User avatar
Susan Godsland
Administrator
Posts: 4973
Joined: Thu Oct 30, 2003 11:10 pm
Location: Exeter UK
Contact:

Post by Susan Godsland » Fri Jul 04, 2008 4:29 pm

Thanks for everyone's additional points.
My only quibble would be to suggest that Number 1 should be reduced in priority, simply to reduce the implication that visual memory is a decoding skill that should be encouraged. I would move Number 1 to maybe sixth position on that list, and keep the remainder as is.
Peter, I didn't put them in order of importance but I understand what you're saying. I've made some changes and moved it to point 4.

4. There is no way of knowing which particular children in a class have poor memories (visual or aural) or low phonological awareness ability.
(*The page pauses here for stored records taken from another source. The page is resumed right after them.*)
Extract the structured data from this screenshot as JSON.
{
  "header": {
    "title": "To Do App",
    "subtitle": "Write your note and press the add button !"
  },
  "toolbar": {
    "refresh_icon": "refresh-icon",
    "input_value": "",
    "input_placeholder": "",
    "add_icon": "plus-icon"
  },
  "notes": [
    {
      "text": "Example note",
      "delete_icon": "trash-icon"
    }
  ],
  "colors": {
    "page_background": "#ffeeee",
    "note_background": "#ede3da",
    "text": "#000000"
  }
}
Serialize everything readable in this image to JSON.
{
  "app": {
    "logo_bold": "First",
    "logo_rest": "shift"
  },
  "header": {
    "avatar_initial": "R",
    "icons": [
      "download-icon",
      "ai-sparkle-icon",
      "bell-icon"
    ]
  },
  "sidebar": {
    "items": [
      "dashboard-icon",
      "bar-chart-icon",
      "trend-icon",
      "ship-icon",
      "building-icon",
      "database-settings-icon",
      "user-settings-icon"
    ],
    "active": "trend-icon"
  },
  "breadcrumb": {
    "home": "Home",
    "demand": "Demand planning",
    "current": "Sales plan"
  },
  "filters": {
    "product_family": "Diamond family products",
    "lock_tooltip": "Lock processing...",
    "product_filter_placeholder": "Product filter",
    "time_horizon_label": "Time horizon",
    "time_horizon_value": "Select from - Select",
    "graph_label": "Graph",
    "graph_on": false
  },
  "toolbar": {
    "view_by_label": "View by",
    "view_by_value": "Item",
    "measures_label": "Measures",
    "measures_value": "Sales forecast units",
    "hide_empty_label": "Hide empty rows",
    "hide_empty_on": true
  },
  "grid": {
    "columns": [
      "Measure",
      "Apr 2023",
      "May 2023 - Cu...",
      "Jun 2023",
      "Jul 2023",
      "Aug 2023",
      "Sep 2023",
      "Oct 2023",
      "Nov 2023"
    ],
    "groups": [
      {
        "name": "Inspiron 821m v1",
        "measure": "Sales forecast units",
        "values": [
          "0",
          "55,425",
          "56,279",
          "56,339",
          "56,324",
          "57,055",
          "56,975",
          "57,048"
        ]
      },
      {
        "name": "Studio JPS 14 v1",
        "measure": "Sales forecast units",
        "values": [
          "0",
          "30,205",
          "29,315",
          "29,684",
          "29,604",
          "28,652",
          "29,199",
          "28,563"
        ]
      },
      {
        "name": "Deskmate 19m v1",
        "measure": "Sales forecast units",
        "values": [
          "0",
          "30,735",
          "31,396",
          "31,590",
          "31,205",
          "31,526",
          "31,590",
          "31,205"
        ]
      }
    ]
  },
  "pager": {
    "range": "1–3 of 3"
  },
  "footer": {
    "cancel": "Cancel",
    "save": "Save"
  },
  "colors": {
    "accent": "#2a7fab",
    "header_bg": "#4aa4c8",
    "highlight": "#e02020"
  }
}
These children are likely to become struggling 'dyslexic' readers if whole-language books are used at first. Children with good visual memories plus a supportive home background may appear to do well, initially, with whole-language books but -see 5.
5. Decodable books avoid children developing the bad habit of sight word guessing. This can be difficult to change when they get older and the brain less 'plastic'. Those with good visual memories will develop this habit quickly and easily through the use of predictable, repetitive text. Eventually their memory for sight words will reach its limit and if they haven't, in the meantime, been taught or worked out the complete alphabet code for themselves they will struggle to read advanced texts with novel words.

User avatar
Susan Godsland
Administrator
Posts: 4973
Joined: Thu Oct 30, 2003 11:10 pm
Location: Exeter UK
Contact:

Post by Susan Godsland » Fri Jul 04, 2008 4:53 pm

Re. 6. Repetitive texts are boring; predictable texts that a child can only struggle through by misreading and guessing resulting in lost comprehension, are also boring. Both types of books can put a child off reading. 'Attitudes to reading in England are poor compared to those of children in many other countries' and 'Children in England read for pleasure less frequently than their peers in many other countries' (Pirls 2006) These findings were from the pre-Rose period when wholeword/language books were used almost universally throughout UK schools.

Do have a look at this page (scroll down) from a past RRF newsletter to see just how dire whole-language beginning reader texts really are:

www.rrf.org.uk/newsletter.php?n_ID=108

g.carter
Posts: 1859
Joined: Wed Nov 05, 2003 7:41 pm

Post by g.carter » Fri Jul 04, 2008 6:31 pm

Thanks for all your work on this, Susan.

If any further 'proof' were needed about the damage done by books that teach children to guess , America provides it. 'Balanced literacy' and the 100 book challenge are leaving many children floundering and panicking without foundational skills, it appears.

JIM CURRAN
Posts: 3123
Joined: Fri Oct 31, 2003 7:18 am

Subject

Post by JIM CURRAN » Fri Jul 04, 2008 7:27 pm

Anyone who reads the BRI message board will be aware of the effectiveness of these deceptively simple little books. The proof of the pudding is in the eating and these little books have proved themselves in their effectiveness to teach beginning reading to a wide range of children.
Last year my wife Anne used the BRI books with a particulary challenging little girl and these books worked when all else appeared to fail. Just last week this little girl's mother called over to show Anne an excellent summer report.

Post Reply

Who is online

Users browsing this forum: No registered users and 3 guests